Having years of experience umpiring high school baseball, the postseason level was just a matter of timing and a proven track record.
“Coaches and AD’s (athletic directors) rate you, they rank all of the officials in the area,” Shreve said. “They give you a rating of every game you do. AD’s and coaches can put you on a top 15 list; all that goes into the state. Its kind of called our ranking, and then its just being seen, going to clinics and meeting the right people – someone just knowing your name out there.
“Its kind of like everything else – you have to be in the right place at the right time.”
While umpiring can be a thankless job at times, Shreve has learned to use his position as an opportunity to help fans and players better understand the way the current rules of the game work.
“I block the fans out,” Shreve said. “Sometimes I laugh at them, sometimes I question them and then go, ‘Why do you think that should be?’ The hardest part that I have, and what we run into as the biggest thing, is the dads and grandpas.
“The game has changed so much from when they played, so they show up and think it should be the same rules, or watch it on TV and our rules are different then their rules,” he said. “Sometimes you just have to stop and say, ‘Sir, this is why this is done that way,' and they are like, 'Oh I did not know that.’”
Shreve was assigned to the IHSA Class 2A semifinal game and both the IHSA Class A championship and third-place games, adding that he did well enough to garner a spot in next year's state finals.
“You’re more scrutinized (at the postseason level),” Shreve said. “Mechanics have to be perfect, you have to be in the right spot at the right time.
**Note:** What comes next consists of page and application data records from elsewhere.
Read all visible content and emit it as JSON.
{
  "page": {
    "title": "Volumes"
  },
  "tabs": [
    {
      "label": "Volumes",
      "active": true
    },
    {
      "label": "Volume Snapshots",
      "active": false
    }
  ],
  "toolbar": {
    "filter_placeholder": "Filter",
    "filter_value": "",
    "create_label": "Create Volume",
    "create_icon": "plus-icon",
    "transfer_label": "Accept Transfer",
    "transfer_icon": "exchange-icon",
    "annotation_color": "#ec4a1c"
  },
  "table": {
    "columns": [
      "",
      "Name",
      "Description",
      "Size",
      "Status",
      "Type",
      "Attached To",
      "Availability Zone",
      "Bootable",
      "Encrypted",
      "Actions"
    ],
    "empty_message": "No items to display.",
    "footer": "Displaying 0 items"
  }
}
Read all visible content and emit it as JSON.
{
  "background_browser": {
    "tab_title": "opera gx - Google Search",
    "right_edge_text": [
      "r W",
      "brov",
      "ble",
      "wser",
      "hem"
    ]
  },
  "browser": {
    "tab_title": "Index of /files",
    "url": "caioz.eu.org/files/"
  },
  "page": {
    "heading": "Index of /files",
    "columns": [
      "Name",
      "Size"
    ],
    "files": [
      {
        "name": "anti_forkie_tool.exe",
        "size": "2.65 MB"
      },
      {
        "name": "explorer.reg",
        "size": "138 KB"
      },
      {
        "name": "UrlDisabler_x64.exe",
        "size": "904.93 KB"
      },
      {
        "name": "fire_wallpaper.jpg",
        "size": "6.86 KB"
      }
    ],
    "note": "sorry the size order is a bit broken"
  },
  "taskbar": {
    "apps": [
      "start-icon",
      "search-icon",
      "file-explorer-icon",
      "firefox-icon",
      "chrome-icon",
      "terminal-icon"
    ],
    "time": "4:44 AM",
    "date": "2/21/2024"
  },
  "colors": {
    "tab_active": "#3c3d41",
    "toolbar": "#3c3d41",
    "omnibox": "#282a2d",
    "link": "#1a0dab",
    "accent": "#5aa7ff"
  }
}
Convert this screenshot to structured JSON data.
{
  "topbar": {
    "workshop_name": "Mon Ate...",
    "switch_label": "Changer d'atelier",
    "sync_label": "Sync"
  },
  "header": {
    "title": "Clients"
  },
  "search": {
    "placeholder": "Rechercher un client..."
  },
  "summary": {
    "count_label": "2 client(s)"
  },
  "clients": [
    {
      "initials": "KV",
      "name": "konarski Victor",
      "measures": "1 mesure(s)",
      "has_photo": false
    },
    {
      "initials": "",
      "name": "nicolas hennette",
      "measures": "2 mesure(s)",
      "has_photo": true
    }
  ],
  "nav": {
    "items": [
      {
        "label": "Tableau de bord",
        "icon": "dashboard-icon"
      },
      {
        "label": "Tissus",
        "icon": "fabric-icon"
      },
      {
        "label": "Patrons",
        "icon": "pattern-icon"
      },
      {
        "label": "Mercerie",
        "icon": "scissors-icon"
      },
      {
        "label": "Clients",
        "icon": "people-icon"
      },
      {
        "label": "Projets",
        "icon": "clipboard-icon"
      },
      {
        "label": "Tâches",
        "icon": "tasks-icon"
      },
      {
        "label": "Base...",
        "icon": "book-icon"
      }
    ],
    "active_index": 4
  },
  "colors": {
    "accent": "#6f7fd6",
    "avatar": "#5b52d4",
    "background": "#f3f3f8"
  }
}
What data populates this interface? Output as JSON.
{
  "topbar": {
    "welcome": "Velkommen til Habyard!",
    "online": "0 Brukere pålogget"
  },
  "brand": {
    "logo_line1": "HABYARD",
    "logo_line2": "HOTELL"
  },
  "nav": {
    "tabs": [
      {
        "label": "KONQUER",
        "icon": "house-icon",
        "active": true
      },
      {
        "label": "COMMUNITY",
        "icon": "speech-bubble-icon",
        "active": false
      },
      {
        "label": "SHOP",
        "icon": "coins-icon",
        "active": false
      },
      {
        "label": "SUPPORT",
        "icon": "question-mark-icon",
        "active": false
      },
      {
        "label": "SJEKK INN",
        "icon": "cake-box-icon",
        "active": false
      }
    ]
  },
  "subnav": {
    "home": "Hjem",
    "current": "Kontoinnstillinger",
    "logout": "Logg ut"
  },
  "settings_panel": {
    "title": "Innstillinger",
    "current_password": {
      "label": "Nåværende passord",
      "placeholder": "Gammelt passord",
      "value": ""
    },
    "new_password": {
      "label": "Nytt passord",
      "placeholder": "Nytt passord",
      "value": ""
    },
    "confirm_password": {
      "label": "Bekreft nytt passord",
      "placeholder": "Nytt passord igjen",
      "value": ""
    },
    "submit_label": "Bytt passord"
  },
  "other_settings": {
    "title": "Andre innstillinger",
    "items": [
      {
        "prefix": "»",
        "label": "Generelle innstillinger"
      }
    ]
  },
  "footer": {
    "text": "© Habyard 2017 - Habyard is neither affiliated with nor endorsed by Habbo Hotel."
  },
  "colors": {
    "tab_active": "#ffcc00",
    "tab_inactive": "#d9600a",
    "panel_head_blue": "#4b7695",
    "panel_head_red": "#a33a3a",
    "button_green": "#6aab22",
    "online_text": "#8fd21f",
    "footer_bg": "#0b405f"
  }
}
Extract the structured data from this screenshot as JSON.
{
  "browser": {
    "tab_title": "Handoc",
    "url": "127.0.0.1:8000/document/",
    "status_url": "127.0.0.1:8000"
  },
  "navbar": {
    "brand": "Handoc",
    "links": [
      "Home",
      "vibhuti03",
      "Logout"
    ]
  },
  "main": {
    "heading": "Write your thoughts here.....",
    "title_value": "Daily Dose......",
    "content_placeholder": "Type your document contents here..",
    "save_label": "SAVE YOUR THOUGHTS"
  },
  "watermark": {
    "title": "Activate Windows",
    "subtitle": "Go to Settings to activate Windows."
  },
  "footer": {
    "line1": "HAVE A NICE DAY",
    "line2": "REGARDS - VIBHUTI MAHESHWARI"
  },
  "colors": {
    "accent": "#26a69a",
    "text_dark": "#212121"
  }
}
They want to make sure you are doing what you are supposed to, that you are looking the part. They told me that I would be back, and each umpire can go three times.”
While the balance between his full-time teaching job and umpiring hasn’t always been easy, Shreve cited current administration as a big help in the juggling of the two responsibilities.
“It was (a challenge to balance teaching and umpiring) before I came here,” Shreve said. “My administration here has been great with me. If I tell one of them I have to leave a little earlier to do a ball game, they are like, ‘Go.’
“My principal at the elementary level right now has given me my last hour free every day, and she told me, ‘That’s why I do that. I know you need to get to ballgames. That way you get your work done here and then you can go do your other stuff.’”
The Gillespie native and Vandalia resident has always had a love for baseball, which tied in with a passion for teaching and it has helped lead him to his continued involvement as an umpire.
“I have been around baseball my whole life and I enjoyed it,” Shreve said. “I felt like it was a good way to stay involved in the game, give back to the kids, (and) it kind of falls in line with the teaching.
“The biggest part is just managing the game to make sure everybody feels like they are getting a fair shake.”